All that basic world-building out of the way now, on to the actual plot! Blade is a rogue Blue-Blood. He was created as a game by a sadistic Blue-Blood called Vickers. He was meant to be kept locked up, but he escaped and took refuge in the rookeries. He managed to make an alliance with the locals to protect them from exploitation by the Blue-Bloods (whose demands, both for blood and taxes had got to extortionate levels) and they were able to fight off the Echelon and their troops, who have left them alone ever since. By the time the book starts, Blade is basically the master of the rookeries.
Honoria Todd and her family are new residents of the area. They're there under an assumed name, since they're being hunted by the very same man, Vickers, who turned Blade all those years ago. Honoria's father was a doctor who was working for Vickers on a cure for the blood-craving virus. He fell out with man and sent his family to safety before he could kill them all. Vickers is determined to have them back, both because Honoria took her father's diaries, containing details of his work, and because he's long had an unhealthy and very creepy interest in Honoria.
As the book starts, Honoria's family are on the edge of disaster. They're in a very precarious financial situation, in spite of Honoria and her sister having jobs. Also, the brother, Charlie, is not doing well. Turns out Dr. Todd infected him with the virus to test his vaccine, and the vaccine didn't work. Charlie is getting weaker and weaker and has to be kept tied to the bed, but if Honoria and her sister try to get help, they fear the Blue-Bloods will simply have him killed.

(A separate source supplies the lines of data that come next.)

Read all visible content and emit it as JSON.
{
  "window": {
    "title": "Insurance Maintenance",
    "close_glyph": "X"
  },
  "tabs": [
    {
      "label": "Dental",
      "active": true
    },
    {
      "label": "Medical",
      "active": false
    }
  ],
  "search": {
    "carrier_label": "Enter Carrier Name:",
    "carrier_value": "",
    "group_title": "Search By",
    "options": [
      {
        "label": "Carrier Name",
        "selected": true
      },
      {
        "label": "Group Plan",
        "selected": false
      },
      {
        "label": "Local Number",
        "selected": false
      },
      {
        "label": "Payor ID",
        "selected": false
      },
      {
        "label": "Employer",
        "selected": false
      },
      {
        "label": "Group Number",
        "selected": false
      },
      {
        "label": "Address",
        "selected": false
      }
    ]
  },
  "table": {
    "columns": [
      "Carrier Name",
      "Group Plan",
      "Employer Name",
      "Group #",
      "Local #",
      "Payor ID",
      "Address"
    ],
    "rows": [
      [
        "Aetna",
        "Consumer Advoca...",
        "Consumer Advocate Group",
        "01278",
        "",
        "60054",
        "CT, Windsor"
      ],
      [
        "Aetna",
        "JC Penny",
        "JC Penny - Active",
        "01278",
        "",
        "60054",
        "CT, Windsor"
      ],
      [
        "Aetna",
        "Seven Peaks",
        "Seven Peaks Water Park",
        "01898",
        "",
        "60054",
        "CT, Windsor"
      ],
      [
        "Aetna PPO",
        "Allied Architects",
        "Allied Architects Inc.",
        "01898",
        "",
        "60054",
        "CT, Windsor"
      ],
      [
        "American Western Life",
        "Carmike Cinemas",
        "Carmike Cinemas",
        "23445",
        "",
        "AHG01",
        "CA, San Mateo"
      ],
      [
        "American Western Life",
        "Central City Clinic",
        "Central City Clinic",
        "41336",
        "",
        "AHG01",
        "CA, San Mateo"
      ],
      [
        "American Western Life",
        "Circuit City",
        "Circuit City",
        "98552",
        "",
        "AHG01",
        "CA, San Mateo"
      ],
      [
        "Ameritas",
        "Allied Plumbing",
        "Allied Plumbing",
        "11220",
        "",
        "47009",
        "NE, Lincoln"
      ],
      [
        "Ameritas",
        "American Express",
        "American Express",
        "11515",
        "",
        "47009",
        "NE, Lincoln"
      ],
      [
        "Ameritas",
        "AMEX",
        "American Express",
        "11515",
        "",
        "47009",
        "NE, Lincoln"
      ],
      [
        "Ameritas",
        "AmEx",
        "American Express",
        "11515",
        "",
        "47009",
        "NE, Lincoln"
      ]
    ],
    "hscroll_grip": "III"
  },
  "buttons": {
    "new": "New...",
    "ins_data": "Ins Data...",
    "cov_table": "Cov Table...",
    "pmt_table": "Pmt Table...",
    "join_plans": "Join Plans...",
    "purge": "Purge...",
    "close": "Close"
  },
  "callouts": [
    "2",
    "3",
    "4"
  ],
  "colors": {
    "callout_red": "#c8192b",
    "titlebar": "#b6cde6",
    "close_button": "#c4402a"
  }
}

And then Blade takes an interest in the family. He's figured out they're the very people for whose location Vickers is offereing a huge reward, and he's interested in understanding why he's enemy is interested. And once he meets Honoria, he's interested in a whole lot more.
This was all right. I started out by liking it quite a bit and feeling very engaged. The world McMaster created was interesting and different, and I liked how the relationship between Blade and Honoria developed. He realises quite soon that she's verging on desperate, and he tries to help, all the while trying to keep this assistance wrapped in a semblance of a commercial transaction (he can't let her know that he's a kind, decent person, rather than a self-interested cut-throat). There's also a vampire haunting the rookeries and behaving in an unusual manner, and the mystery of that was interesting.
However, I sort of lost interest at around the halfway point. The book felt really long and like it didn't really need to be. I continued to read, and there was nothing there that I found bad or offensive. I wasn't bored enough to ever be tempted to DNF, just not interested enough that I actively needed to know what happened next. Also, as the book went on I became less engaged by Blade and Honoria as a couple.
I did finish the book, though, and I liked that although Honoria was written in a way that sometimes bordered on TSTL, with her taking many risks and insisting on going with Blade to situations that were clearly extremely dangerous to anyone who wasn't a Blue-Blood, it turns out that she can handle herself. She doesn't hesitate to defend herself or those she cares about, and that was good.
Before I close, I should mention the way Blade's speech is written, because it's something that might bother some. He speaks in what's clearly meant to be a cockney accent and uses unorthodox grammar ('I were', that sort of thing), and the author writes his dialogue phonetically. I admired that McMaster kept that up until the very end and made it clear that there was nothing wrong with Blade speaking the way he'd been brought up to speak. But honestly, by the end it had got a bit old and had started to grate.
On the whole, this was ok, although not good enough to make me want to read more in the series, I don't think.
MY GRADE: A B-.